Work required:
Look through the entries. Copy each line that has the word "this".
******
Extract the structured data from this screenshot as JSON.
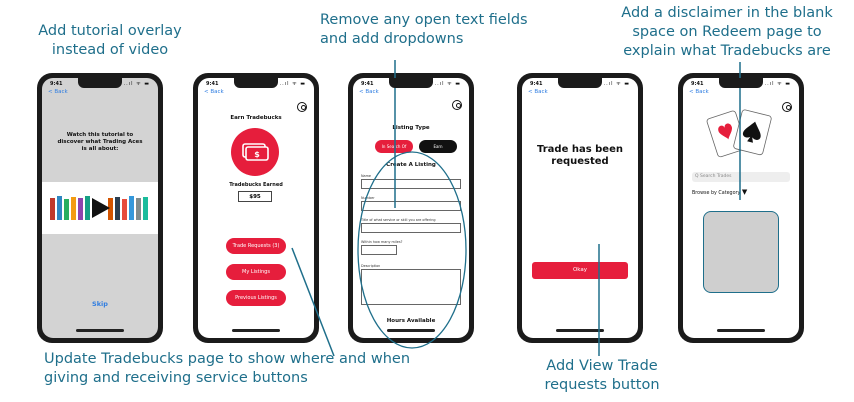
{
  "annotations": {
    "tutorial": [
      "Add tutorial overlay",
      "instead of video"
    ],
    "dropdowns": [
      "Remove any open text fields",
      "and add dropdowns"
    ],
    "disclaimer": [
      "Add a disclaimer in the blank",
      "space on Redeem page to",
      "explain what Tradebucks are"
    ],
    "tradebucks": [
      "Update Tradebucks page to show where and when",
      "giving and receiving service buttons"
    ],
    "view_trade": [
      "Add View Trade",
      "requests button"
    ]
  },
  "status_bar": {
    "time": "9:41",
    "icons": "..ıl ᯤ ▬"
  },
  "back_label": "< Back",
  "phone1": {
    "intro": "Watch this tutorial to discover what Trading Aces is all about:",
    "skip": "Skip"
  },
  "phone2": {
    "title": "Earn Tradebucks",
    "earned_label": "Tradebucks Earned",
    "earned_value": "$95",
    "buttons": [
      "Trade Requests (3)",
      "My Listings",
      "Previous Listings"
    ]
  },
  "phone3": {
    "listing_type": "Listing Type",
    "toggle": [
      "In Search Of",
      "Earn"
    ],
    "create": "Create A Listing",
    "fields": [
      "Name",
      "Number",
      "Title of what service or skill you are offering",
      "Within how many miles?",
      "Description"
    ],
    "hours": "Hours Available"
  },
  "phone4": {
    "message": "Trade has been requested",
    "okay": "Okay"
  },
  "phone5": {
    "search_placeholder": "Q Search Trades",
    "browse": "Browse by Category"
  },
  "colors": {
    "accent": "#e61e3c",
    "annotation": "#1f6f8b",
    "ios_blue": "#2f7de1"
  }
}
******
Result of the task:
Extract the structured data from this screenshot as JSON.
    "intro": "Watch this tutorial to discover what Trading Aces is all about:",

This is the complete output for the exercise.